● Exercise details
Below are the records; locate each line with the word "username" and copy it.
- - -
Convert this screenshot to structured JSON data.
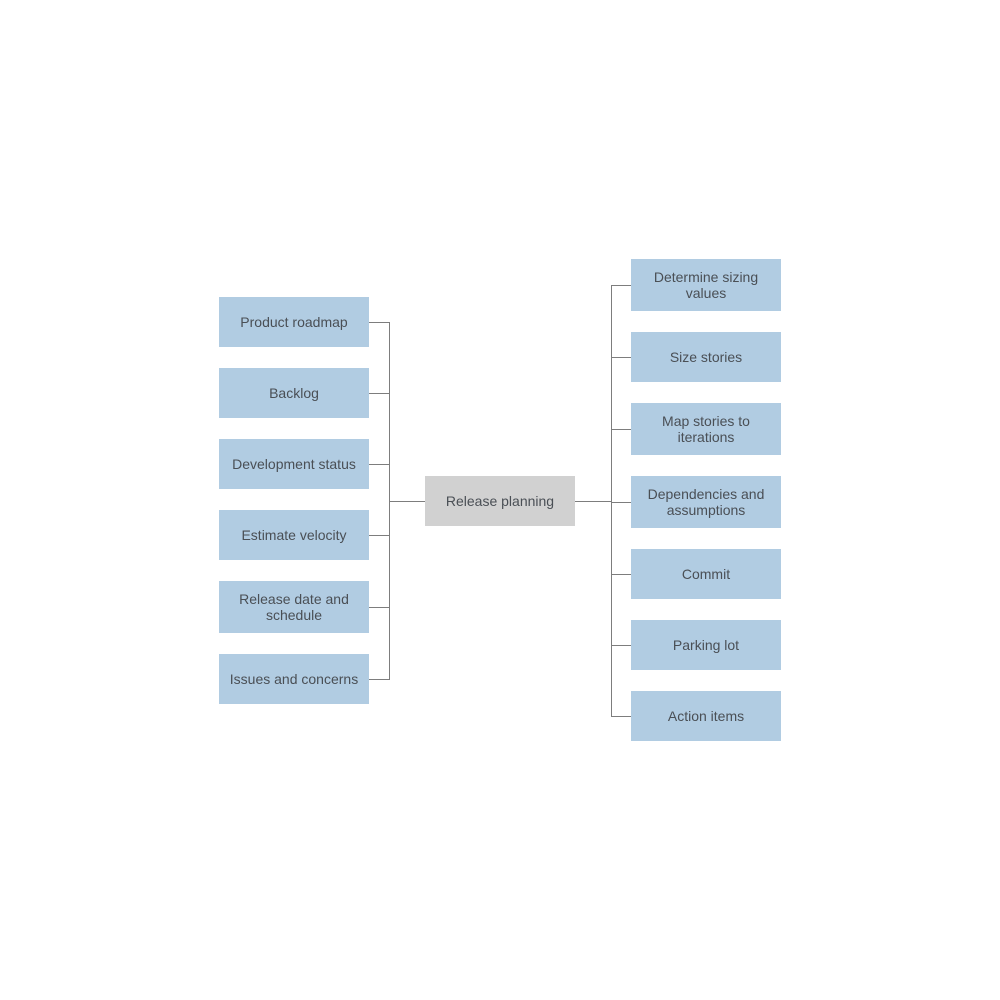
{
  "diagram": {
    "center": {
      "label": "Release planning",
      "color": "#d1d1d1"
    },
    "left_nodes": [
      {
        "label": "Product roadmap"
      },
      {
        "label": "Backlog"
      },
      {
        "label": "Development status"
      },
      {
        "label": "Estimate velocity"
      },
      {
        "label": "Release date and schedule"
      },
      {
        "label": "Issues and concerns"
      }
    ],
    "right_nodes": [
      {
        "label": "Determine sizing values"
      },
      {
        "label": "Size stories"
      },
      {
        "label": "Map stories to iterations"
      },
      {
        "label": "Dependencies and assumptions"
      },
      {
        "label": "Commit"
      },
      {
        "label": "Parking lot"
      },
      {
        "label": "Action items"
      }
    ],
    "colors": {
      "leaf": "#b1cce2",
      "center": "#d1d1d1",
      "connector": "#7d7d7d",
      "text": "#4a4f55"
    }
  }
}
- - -
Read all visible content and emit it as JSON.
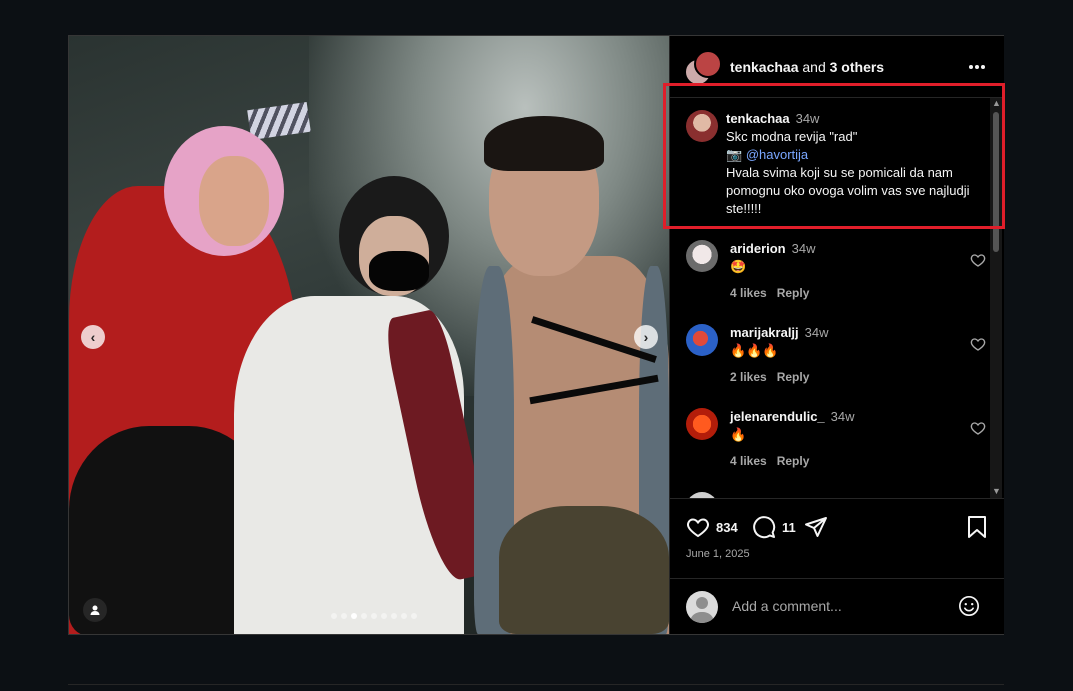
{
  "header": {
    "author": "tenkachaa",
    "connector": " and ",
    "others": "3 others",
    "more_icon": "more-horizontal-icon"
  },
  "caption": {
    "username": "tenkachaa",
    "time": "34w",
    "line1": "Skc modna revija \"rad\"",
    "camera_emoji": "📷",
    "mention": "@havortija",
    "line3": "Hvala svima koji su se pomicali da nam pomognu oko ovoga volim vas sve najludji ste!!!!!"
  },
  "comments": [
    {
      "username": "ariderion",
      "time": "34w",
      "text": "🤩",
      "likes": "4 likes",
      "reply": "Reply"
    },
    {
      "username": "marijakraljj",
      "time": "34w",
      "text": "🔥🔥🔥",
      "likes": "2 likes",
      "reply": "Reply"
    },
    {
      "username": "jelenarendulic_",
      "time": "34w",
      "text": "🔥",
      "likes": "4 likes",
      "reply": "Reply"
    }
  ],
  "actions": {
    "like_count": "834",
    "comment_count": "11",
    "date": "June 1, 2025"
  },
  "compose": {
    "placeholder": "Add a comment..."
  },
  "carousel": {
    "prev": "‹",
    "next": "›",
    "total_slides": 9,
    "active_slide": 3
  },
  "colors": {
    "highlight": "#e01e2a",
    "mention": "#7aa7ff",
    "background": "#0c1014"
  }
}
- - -
● Written response
    "username": "tenkachaa",
      "username": "ariderion",
      "username": "marijakraljj",
      "username": "jelenarendulic_",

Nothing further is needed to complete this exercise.